--- The records ---

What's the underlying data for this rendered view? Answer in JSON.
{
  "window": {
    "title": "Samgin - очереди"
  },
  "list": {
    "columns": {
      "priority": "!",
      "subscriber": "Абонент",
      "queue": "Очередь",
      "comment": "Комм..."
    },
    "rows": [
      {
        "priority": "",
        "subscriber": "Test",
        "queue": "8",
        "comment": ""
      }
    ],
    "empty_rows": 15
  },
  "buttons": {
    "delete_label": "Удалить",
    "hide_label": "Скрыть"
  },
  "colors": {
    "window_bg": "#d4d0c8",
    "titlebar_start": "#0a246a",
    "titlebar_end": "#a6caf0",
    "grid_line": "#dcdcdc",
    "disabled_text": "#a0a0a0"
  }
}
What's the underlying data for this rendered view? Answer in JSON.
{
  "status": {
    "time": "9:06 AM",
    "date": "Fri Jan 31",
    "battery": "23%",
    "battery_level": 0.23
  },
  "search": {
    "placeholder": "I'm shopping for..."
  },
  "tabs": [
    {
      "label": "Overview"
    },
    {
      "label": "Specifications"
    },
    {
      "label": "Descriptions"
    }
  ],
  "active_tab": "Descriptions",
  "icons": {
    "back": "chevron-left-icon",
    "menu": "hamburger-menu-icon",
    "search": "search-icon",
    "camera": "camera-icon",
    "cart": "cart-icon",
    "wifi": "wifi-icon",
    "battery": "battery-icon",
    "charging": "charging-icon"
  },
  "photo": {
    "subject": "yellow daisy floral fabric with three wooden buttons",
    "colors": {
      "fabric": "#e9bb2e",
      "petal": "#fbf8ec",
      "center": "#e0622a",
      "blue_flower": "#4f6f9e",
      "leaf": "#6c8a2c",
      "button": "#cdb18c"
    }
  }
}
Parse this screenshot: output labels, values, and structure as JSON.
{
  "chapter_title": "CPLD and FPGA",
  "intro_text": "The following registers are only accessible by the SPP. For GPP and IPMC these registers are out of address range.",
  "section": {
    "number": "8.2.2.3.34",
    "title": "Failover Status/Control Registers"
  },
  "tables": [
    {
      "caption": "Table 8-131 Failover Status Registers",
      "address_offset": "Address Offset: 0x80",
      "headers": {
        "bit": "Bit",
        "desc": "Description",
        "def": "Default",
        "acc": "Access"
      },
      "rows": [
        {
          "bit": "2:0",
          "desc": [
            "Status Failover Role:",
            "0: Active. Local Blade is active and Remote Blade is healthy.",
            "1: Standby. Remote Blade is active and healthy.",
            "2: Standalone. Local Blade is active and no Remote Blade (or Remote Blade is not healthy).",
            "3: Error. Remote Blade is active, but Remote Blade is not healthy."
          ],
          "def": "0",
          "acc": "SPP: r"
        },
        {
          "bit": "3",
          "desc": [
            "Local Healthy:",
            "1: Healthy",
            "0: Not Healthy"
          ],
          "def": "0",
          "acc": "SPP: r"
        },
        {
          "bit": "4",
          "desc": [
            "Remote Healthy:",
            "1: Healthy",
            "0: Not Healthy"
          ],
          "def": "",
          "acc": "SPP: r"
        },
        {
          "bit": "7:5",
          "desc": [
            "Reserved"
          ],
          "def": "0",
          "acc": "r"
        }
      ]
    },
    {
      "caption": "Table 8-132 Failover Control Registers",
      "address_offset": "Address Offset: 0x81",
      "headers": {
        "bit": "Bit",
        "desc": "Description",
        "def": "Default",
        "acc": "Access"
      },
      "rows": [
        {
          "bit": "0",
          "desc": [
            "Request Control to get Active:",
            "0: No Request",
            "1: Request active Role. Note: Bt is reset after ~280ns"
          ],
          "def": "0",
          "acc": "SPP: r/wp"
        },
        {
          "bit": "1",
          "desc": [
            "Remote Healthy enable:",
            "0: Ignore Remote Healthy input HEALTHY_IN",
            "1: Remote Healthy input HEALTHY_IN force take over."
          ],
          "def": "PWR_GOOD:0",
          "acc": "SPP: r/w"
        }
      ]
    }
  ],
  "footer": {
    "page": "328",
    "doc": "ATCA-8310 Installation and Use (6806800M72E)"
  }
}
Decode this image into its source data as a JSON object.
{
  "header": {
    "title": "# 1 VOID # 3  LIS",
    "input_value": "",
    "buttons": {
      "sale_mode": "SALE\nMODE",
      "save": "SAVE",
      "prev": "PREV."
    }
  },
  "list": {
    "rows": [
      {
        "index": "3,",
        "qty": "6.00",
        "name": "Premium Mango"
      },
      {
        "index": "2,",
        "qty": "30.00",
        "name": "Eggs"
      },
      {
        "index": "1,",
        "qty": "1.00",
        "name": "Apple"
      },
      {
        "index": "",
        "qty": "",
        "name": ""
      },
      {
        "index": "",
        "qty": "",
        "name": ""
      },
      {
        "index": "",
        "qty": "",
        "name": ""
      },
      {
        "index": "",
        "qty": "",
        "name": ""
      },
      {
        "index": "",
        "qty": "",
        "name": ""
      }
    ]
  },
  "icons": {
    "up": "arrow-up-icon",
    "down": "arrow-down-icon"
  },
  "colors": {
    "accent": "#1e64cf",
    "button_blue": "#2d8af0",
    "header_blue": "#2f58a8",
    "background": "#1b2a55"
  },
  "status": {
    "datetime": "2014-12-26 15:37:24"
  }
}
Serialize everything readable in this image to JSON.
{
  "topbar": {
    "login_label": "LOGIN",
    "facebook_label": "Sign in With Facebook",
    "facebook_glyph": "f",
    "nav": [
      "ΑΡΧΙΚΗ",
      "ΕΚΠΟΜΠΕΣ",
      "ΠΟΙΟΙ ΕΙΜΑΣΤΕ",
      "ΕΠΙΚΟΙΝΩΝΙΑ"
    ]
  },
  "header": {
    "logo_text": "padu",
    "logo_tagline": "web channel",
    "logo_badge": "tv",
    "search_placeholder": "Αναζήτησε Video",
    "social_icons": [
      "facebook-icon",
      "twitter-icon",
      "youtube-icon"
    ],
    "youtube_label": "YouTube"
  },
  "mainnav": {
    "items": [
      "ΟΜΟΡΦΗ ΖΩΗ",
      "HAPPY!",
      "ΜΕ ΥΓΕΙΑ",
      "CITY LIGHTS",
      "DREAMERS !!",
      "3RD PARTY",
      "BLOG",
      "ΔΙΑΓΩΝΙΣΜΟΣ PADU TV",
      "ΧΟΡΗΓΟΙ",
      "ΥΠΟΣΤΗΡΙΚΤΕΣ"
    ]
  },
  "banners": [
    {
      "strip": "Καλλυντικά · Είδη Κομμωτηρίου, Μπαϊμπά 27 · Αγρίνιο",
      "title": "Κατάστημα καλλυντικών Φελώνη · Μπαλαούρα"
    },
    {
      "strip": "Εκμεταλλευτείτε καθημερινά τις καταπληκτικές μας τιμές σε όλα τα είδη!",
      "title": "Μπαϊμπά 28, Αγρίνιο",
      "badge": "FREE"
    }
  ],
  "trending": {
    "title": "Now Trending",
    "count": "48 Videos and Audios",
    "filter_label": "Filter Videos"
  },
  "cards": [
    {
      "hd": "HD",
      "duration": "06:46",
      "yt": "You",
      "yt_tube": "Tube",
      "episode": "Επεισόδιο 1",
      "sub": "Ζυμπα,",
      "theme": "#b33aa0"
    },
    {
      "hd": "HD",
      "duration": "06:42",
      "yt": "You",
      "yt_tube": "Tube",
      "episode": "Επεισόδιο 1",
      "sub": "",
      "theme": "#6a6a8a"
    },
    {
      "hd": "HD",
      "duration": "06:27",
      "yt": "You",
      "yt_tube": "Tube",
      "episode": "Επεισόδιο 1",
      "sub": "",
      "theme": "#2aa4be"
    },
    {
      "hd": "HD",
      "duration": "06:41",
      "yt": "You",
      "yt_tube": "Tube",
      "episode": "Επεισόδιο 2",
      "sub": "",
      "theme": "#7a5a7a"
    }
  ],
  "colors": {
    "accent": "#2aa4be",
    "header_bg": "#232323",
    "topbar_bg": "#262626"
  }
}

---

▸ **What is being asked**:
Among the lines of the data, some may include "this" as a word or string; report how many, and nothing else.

▸ **Response area**:
5